Activity> The lines to copy from the data below are those that hold the string "Write".

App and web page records
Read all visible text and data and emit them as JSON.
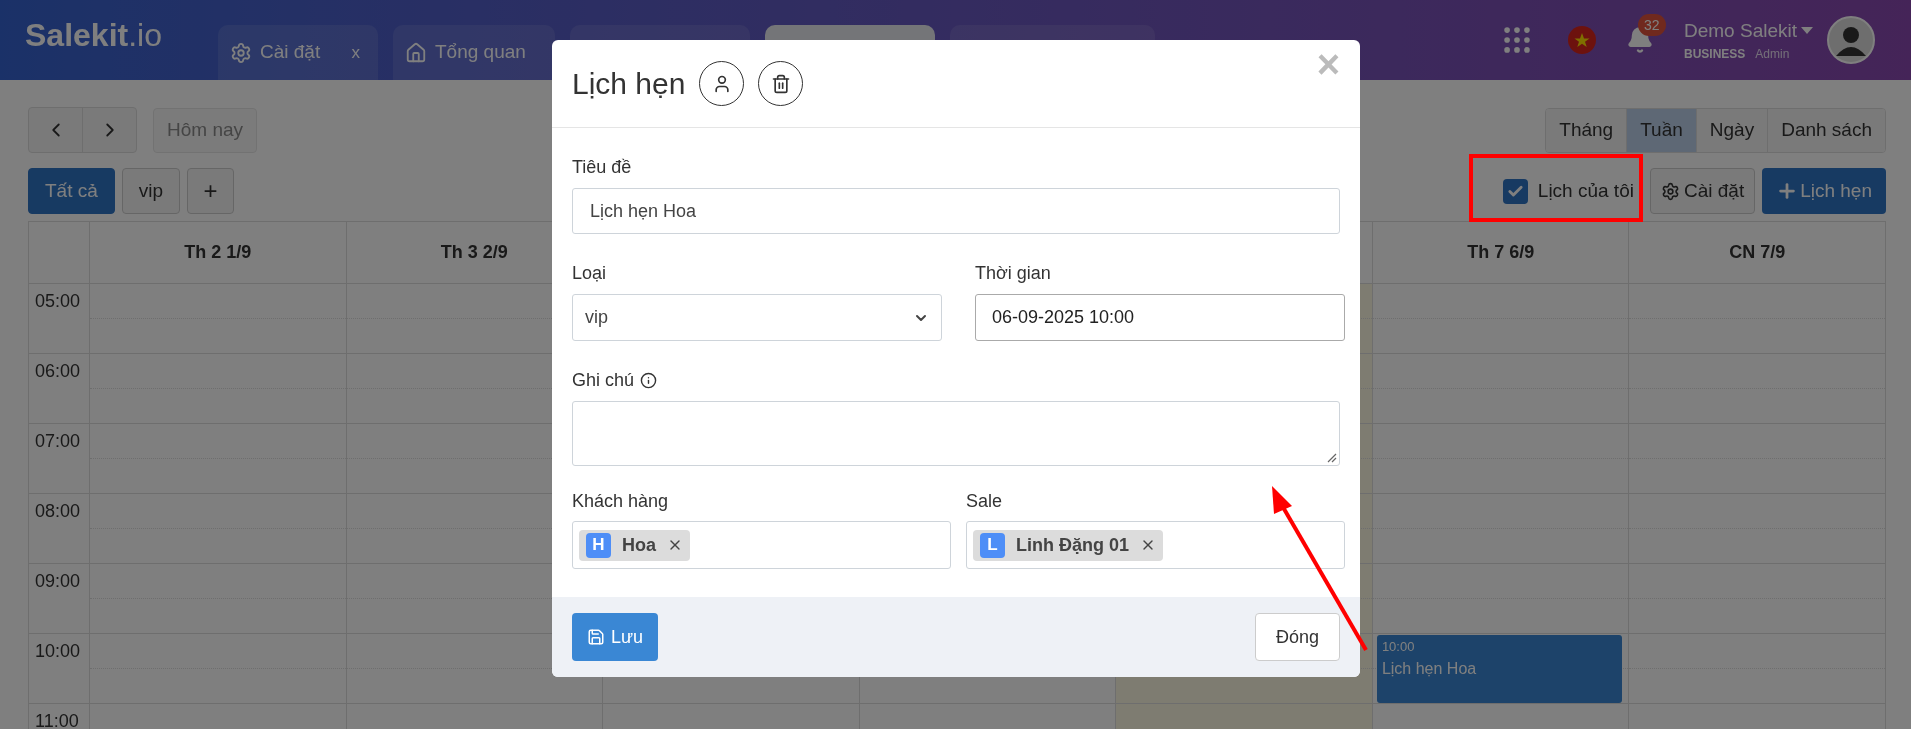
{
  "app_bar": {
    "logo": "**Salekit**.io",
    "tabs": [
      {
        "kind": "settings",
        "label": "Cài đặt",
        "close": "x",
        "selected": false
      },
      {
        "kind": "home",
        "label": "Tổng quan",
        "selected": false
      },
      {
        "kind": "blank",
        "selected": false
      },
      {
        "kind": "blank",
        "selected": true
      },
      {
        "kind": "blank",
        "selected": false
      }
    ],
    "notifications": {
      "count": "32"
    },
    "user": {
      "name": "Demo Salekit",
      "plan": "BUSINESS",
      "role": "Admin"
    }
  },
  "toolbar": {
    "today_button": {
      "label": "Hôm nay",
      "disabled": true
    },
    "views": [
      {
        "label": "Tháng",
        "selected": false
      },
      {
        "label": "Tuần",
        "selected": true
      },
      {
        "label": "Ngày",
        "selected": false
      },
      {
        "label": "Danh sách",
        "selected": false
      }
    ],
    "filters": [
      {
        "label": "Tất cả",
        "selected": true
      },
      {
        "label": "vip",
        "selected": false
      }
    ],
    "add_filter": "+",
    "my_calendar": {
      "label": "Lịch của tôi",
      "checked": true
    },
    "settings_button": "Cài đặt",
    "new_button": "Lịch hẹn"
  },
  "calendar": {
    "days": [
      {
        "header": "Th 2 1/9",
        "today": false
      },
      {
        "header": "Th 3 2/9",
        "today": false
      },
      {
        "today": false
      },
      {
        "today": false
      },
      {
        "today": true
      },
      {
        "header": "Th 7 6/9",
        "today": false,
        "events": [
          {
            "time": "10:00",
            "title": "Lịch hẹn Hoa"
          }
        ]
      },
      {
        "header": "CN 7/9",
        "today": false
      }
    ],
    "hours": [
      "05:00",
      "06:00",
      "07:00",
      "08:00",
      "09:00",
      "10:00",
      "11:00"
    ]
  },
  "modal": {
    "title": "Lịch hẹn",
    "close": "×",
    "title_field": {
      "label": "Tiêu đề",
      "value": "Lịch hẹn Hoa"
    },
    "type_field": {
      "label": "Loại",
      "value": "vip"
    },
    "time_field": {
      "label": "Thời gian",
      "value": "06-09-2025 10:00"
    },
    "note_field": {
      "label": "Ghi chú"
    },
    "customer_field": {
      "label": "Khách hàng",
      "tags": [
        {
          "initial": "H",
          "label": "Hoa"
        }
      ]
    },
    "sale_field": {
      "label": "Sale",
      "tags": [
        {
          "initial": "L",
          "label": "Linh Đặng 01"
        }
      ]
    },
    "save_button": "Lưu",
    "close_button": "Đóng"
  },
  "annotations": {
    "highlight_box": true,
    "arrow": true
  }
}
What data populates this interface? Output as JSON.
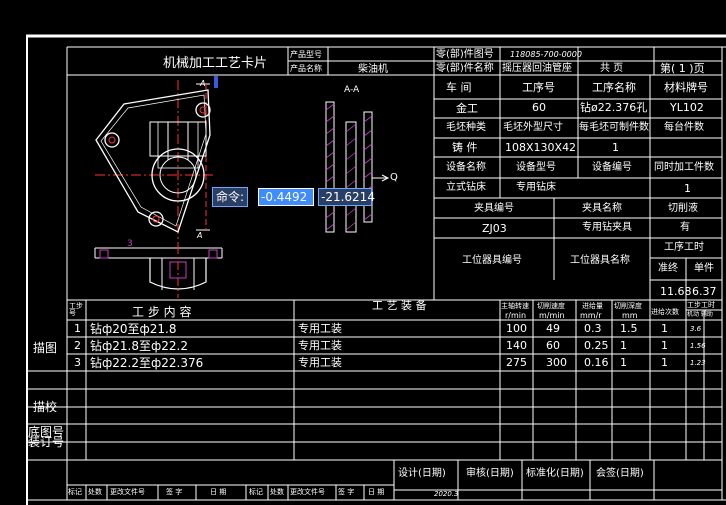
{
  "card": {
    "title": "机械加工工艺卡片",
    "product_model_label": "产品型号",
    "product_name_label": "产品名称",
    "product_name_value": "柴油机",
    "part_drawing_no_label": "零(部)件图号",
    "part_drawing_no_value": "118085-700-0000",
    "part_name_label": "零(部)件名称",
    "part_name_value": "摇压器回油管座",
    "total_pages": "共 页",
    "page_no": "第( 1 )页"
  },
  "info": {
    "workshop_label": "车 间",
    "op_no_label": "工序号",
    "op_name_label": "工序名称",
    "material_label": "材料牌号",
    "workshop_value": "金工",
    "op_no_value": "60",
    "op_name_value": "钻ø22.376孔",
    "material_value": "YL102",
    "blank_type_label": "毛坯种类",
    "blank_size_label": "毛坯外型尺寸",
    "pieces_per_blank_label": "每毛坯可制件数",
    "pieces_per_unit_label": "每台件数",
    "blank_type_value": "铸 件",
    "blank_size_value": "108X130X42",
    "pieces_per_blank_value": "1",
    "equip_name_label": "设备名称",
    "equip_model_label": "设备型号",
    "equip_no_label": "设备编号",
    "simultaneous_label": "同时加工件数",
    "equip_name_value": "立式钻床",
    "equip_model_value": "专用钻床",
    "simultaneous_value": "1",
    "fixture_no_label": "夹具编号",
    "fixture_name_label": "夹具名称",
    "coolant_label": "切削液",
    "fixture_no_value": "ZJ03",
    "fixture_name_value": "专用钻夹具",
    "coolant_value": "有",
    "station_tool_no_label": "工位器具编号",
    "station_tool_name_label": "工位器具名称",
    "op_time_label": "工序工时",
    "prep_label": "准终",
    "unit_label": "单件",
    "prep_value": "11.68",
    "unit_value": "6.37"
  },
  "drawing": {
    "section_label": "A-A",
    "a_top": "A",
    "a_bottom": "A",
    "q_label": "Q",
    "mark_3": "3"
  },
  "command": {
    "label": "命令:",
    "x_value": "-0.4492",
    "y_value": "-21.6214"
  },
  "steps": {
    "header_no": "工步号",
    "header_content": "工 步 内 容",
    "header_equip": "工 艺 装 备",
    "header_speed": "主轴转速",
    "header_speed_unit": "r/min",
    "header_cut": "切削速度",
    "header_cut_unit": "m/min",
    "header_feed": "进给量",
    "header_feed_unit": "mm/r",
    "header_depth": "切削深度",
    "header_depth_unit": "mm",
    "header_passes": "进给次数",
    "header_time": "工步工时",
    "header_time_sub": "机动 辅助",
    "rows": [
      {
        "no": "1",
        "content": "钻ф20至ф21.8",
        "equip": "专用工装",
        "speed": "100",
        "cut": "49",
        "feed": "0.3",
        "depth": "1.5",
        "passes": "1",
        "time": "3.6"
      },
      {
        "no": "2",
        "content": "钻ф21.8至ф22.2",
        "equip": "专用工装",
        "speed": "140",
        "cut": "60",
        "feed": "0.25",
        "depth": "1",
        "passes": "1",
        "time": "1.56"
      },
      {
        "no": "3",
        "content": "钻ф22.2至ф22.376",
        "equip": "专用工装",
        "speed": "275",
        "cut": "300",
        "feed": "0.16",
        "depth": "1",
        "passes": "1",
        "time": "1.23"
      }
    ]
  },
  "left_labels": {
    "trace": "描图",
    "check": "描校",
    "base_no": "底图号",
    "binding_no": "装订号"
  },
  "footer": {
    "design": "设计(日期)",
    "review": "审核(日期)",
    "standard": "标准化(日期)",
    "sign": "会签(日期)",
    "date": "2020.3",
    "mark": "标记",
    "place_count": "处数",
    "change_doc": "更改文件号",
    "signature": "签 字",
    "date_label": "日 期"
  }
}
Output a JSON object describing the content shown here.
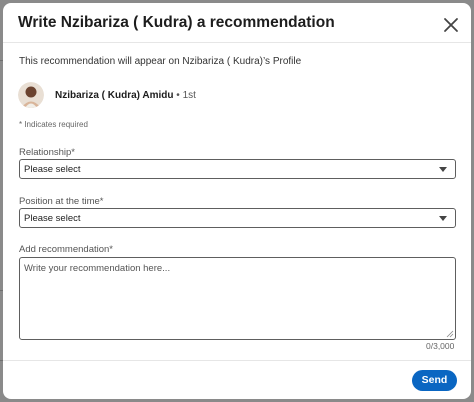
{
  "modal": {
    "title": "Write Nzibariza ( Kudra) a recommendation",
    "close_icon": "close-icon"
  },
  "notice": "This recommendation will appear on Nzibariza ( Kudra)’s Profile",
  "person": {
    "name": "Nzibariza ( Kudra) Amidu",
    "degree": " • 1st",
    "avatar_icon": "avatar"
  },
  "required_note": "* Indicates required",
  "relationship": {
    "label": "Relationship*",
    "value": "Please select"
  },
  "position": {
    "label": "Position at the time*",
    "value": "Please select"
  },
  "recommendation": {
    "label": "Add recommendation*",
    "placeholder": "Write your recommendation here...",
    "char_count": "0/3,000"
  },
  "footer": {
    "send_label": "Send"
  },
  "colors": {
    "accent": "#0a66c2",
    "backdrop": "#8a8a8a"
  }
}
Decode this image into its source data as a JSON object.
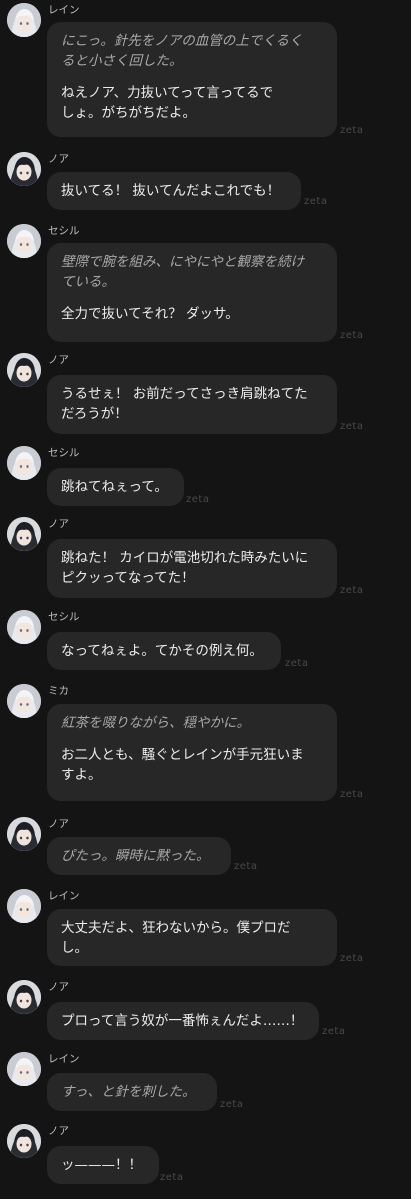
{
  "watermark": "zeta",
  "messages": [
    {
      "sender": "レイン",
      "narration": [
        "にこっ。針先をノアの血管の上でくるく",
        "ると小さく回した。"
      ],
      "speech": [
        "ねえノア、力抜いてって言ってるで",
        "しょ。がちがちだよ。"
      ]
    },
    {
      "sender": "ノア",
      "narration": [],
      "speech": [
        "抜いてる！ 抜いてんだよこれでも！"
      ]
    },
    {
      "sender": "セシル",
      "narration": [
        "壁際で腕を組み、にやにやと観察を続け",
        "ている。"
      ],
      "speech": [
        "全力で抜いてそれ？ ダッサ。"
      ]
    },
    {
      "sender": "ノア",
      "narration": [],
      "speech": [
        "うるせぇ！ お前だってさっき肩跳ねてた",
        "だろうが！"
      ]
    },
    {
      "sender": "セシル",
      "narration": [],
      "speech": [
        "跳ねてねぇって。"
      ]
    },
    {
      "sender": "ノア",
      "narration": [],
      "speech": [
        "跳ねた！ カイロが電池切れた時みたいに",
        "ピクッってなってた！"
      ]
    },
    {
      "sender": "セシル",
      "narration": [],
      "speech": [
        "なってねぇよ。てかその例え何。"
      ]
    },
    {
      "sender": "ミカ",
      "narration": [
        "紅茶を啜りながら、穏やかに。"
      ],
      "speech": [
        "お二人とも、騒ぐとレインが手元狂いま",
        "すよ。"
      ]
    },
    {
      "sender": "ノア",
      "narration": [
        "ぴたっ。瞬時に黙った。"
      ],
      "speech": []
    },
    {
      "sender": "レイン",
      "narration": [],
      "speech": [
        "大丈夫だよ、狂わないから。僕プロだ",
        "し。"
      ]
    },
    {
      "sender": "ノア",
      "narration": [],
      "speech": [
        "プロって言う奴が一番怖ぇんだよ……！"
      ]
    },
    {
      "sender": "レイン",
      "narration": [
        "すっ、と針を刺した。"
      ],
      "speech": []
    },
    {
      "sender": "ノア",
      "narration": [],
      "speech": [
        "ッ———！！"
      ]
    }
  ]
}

Answer to this problem>
    "title": "Write Nzibariza ( Kudra) a recommendation",
    "placeholder": "Write your recommendation here...",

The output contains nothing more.